It's genetic—and way more common than you might think
There are two types of people in this world: those would love cheese and those who don't. These aren't just folks who are lactose intolerant or dairy-free, though. Some people who hate cheesereally hate cheese. These cheese-haters have viscerally negative reactions even when someone mentions the stuff, cringing at cheddar or gagging over Gouda. And though cheese-lovers are in the majority of the population—and might be baffled by someone having a strong, seemingly uncontrollable aversion to cheese—many people who hate cheese really can't be blamed for their preference. There are actually a couple reasons why some people hate cheese that are based in science, not personal taste.
One hypothesis as to why people are disgusted by cheese has to do with the fact that cheese is basically a product of what Harold McGee describes as "controlled spoilage," in his book On Food and Cooking: The Science and Lore of the Kitchen. In order to make cheese, milk proteins must break down. That's what makes the cheese, but it also causes that strong, musky smell—especially with cheeses that actually have mold in them, like gorgonzola. Over the years, humans have learned to avoid food that comes with that kind of decomposed funk because, more often than not, the food has gone bad and is not safe to eat.
So for some people who hate cheese, it's hard to get over that psychological barrier, associating strong, moldy smells with food that'll cause sickness. "An aversion to the odor of decay has the obvious biological value of steering us off whiffs of shoes and soil and the stable takes some getting used to," writes McGee.
That can be a really hard association to erase, though, especially because there's some evidence that certain people are genetically predisposed to it. You know how some people can't stand the taste of cilantro because they think it tastes like soap, while other people can't get enough of it? It's the same basic idea.
Scientists at 23andMe, the consumer genetics testing company, looked into the reasons why certain people don't like cilantro. Some of it might be based on the environment or the culture in which a person grew up. According to their survey, "only 3-7 percent of those who identified as South Asian, Hispanic, or Middle Eastern disliked it," and those cuisines tend to be heavy on the cilantro.
But they also found that people who tasted soap when they ate cilantro had a specific genetic variation that made them more likely to recognize cilantro as soap, basically messing up their olfactory receptors. "The same chemical can be found in both appealing and unappealing places—cheese and body odor," the experts at 23andMe explain on their blog, meaning that, "Whether stinky cheese and cilantro are delicious or disgusting depends on your particular perception of many different chemicals."

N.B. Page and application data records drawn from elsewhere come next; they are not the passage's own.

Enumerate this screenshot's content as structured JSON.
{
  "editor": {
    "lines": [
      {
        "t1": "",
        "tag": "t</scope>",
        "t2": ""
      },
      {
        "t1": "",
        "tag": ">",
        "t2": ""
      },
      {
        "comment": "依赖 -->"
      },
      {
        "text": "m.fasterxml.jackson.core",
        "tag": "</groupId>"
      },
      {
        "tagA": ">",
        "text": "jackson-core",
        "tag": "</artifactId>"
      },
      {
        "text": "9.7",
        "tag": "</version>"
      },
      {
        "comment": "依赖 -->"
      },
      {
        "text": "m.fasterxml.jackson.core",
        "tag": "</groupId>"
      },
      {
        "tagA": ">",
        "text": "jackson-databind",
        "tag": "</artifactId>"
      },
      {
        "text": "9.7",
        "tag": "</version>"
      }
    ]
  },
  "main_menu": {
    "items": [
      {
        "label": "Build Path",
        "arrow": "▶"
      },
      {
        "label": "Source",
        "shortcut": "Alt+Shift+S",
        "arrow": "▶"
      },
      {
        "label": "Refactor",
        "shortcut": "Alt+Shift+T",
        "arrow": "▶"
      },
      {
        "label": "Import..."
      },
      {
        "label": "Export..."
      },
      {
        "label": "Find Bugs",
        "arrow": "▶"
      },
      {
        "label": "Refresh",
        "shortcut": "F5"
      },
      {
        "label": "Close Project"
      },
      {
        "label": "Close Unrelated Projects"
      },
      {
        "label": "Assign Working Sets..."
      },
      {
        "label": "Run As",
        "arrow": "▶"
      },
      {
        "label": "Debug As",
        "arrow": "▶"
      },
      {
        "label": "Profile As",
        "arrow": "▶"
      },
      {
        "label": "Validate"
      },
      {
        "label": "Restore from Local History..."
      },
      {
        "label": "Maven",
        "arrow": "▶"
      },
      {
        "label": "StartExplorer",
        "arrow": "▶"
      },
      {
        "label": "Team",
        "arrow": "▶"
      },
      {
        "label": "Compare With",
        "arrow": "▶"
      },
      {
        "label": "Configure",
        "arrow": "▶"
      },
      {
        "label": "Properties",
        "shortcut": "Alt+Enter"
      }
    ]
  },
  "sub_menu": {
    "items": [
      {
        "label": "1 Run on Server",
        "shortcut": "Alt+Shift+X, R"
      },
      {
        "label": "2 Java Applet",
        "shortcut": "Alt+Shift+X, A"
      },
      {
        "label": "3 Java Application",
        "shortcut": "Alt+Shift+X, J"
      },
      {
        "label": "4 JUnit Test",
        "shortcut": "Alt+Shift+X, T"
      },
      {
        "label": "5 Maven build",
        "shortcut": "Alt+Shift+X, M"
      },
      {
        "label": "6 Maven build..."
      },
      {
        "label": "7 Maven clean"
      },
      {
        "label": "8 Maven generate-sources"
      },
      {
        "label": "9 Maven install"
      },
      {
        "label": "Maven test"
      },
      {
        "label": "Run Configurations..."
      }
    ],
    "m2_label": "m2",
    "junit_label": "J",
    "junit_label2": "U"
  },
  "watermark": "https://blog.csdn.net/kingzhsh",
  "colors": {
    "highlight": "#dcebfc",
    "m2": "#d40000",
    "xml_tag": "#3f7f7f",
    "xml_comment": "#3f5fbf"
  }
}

And before you write off the cheese-haters as total genetic mutants, know that this modification might be more common than you realize. Last October, French scientists published a study in Frontiers in Human Neuroscience called "The Neural Bases of Disgust for Cheese." They found that, in a survey of 322 French people, 11.5 percent of them showed genuine disgust for cheese. That's despite the fact that France is, as the study's authors note, "France is the country with the greatest variety of cheeses ... and one of the countries with the highest levels of cheese consumption." Of these folks who couldn't stand cheese, "Forty-seven percent of 38 individuals indicated that at least one family member also disliked cheese," which further suggests some sort of genetic link.
There's still some research to be done about why people hate cheese, but if you're a cheese lover, don't get offended the next time someone decides to pass on the Brie. It might not be their fault that they don't get good stinky cheeses can taste—and besides, it's all the more cheese for the turophiles (or cheese connoisseurs) among us.